Top of Provided records

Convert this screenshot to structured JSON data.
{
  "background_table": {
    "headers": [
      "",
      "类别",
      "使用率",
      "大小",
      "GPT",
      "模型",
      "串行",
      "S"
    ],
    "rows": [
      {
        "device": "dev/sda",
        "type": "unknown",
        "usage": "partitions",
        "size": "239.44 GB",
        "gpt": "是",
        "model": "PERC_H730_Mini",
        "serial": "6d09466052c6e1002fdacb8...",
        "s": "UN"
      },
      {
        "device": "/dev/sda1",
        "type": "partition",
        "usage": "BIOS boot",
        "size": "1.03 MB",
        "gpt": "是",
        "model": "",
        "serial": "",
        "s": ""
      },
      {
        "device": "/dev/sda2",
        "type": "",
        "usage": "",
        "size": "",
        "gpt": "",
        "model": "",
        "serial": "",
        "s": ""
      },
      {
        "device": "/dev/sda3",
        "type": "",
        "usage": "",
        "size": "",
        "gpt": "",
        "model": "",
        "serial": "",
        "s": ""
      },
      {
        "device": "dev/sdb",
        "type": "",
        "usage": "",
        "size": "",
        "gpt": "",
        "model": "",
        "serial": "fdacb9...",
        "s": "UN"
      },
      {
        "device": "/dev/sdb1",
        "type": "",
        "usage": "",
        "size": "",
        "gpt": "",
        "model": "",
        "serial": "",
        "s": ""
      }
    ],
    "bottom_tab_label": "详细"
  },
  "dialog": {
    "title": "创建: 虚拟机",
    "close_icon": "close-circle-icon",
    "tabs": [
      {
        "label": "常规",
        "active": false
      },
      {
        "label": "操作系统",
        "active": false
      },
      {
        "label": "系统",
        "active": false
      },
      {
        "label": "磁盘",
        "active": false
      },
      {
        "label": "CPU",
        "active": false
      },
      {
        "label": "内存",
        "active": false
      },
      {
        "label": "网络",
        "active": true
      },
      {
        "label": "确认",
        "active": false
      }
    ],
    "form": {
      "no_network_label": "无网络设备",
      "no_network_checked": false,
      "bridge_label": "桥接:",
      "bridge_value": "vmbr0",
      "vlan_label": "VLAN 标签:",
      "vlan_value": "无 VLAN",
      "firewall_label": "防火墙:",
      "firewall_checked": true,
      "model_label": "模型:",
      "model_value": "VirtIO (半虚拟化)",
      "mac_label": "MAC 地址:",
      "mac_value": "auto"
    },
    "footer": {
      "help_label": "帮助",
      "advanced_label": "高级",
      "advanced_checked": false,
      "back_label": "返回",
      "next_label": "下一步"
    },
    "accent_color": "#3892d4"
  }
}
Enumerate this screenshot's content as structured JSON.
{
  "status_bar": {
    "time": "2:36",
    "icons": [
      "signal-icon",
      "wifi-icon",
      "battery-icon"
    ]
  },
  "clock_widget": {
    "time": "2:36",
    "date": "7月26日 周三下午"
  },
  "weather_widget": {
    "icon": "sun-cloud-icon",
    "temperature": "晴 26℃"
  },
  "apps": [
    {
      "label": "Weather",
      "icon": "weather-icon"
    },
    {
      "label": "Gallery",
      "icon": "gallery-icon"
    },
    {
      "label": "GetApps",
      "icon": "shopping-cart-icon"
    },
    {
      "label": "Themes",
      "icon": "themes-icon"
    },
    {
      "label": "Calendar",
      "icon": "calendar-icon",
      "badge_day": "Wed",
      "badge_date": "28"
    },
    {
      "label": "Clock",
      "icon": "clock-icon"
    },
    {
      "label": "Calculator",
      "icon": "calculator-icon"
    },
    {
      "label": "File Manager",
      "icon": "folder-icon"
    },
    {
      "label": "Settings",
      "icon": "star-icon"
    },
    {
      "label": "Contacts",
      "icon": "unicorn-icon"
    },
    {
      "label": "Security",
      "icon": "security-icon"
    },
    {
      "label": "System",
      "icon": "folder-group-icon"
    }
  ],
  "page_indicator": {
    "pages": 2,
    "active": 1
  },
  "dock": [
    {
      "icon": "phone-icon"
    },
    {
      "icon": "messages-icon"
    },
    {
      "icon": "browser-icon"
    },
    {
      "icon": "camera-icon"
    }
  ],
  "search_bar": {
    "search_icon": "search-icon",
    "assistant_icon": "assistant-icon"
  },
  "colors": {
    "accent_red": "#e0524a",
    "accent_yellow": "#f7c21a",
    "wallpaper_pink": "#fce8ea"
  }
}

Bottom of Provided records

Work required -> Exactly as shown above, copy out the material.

Solution for this task ->
Convert this screenshot to structured JSON data.
{
  "background_table": {
    "headers": [
      "",
      "类别",
      "使用率",
      "大小",
      "GPT",
      "模型",
      "串行",
      "S"
    ],
    "rows": [
      {
        "device": "dev/sda",
        "type": "unknown",
        "usage": "partitions",
        "size": "239.44 GB",
        "gpt": "是",
        "model": "PERC_H730_Mini",
        "serial": "6d09466052c6e1002fdacb8...",
        "s": "UN"
      },
      {
        "device": "/dev/sda1",
        "type": "partition",
        "usage": "BIOS boot",
        "size": "1.03 MB",
        "gpt": "是",
        "model": "",
        "serial": "",
        "s": ""
      },
      {
        "device": "/dev/sda2",
        "type": "",
        "usage": "",
        "size": "",
        "gpt": "",
        "model": "",
        "serial": "",
        "s": ""
      },
      {
        "device": "/dev/sda3",
        "type": "",
        "usage": "",
        "size": "",
        "gpt": "",
        "model": "",
        "serial": "",
        "s": ""
      },
      {
        "device": "dev/sdb",
        "type": "",
        "usage": "",
        "size": "",
        "gpt": "",
        "model": "",
        "serial": "fdacb9...",
        "s": "UN"
      },
      {
        "device": "/dev/sdb1",
        "type": "",
        "usage": "",
        "size": "",
        "gpt": "",
        "model": "",
        "serial": "",
        "s": ""
      }
    ],
    "bottom_tab_label": "详细"
  },
  "dialog": {
    "title": "创建: 虚拟机",
    "close_icon": "close-circle-icon",
    "tabs": [
      {
        "label": "常规",
        "active": false
      },
      {
        "label": "操作系统",
        "active": false
      },
      {
        "label": "系统",
        "active": false
      },
      {
        "label": "磁盘",
        "active": false
      },
      {
        "label": "CPU",
        "active": false
      },
      {
        "label": "内存",
        "active": false
      },
      {
        "label": "网络",
        "active": true
      },
      {
        "label": "确认",
        "active": false
      }
    ],
    "form": {
      "no_network_label": "无网络设备",
      "no_network_checked": false,
      "bridge_label": "桥接:",
      "bridge_value": "vmbr0",
      "vlan_label": "VLAN 标签:",
      "vlan_value": "无 VLAN",
      "firewall_label": "防火墙:",
      "firewall_checked": true,
      "model_label": "模型:",
      "model_value": "VirtIO (半虚拟化)",
      "mac_label": "MAC 地址:",
      "mac_value": "auto"
    },
    "footer": {
      "help_label": "帮助",
      "advanced_label": "高级",
      "advanced_checked": false,
      "back_label": "返回",
      "next_label": "下一步"
    },
    "accent_color": "#3892d4"
  }
}
Enumerate this screenshot's content as structured JSON.
{
  "status_bar": {
    "time": "2:36",
    "icons": [
      "signal-icon",
      "wifi-icon",
      "battery-icon"
    ]
  },
  "clock_widget": {
    "time": "2:36",
    "date": "7月26日 周三下午"
  },
  "weather_widget": {
    "icon": "sun-cloud-icon",
    "temperature": "晴 26℃"
  },
  "apps": [
    {
      "label": "Weather",
      "icon": "weather-icon"
    },
    {
      "label": "Gallery",
      "icon": "gallery-icon"
    },
    {
      "label": "GetApps",
      "icon": "shopping-cart-icon"
    },
    {
      "label": "Themes",
      "icon": "themes-icon"
    },
    {
      "label": "Calendar",
      "icon": "calendar-icon",
      "badge_day": "Wed",
      "badge_date": "28"
    },
    {
      "label": "Clock",
      "icon": "clock-icon"
    },
    {
      "label": "Calculator",
      "icon": "calculator-icon"
    },
    {
      "label": "File Manager",
      "icon": "folder-icon"
    },
    {
      "label": "Settings",
      "icon": "star-icon"
    },
    {
      "label": "Contacts",
      "icon": "unicorn-icon"
    },
    {
      "label": "Security",
      "icon": "security-icon"
    },
    {
      "label": "System",
      "icon": "folder-group-icon"
    }
  ],
  "page_indicator": {
    "pages": 2,
    "active": 1
  },
  "dock": [
    {
      "icon": "phone-icon"
    },
    {
      "icon": "messages-icon"
    },
    {
      "icon": "browser-icon"
    },
    {
      "icon": "camera-icon"
    }
  ],
  "search_bar": {
    "search_icon": "search-icon",
    "assistant_icon": "assistant-icon"
  },
  "colors": {
    "accent_red": "#e0524a",
    "accent_yellow": "#f7c21a",
    "wallpaper_pink": "#fce8ea"
  }
}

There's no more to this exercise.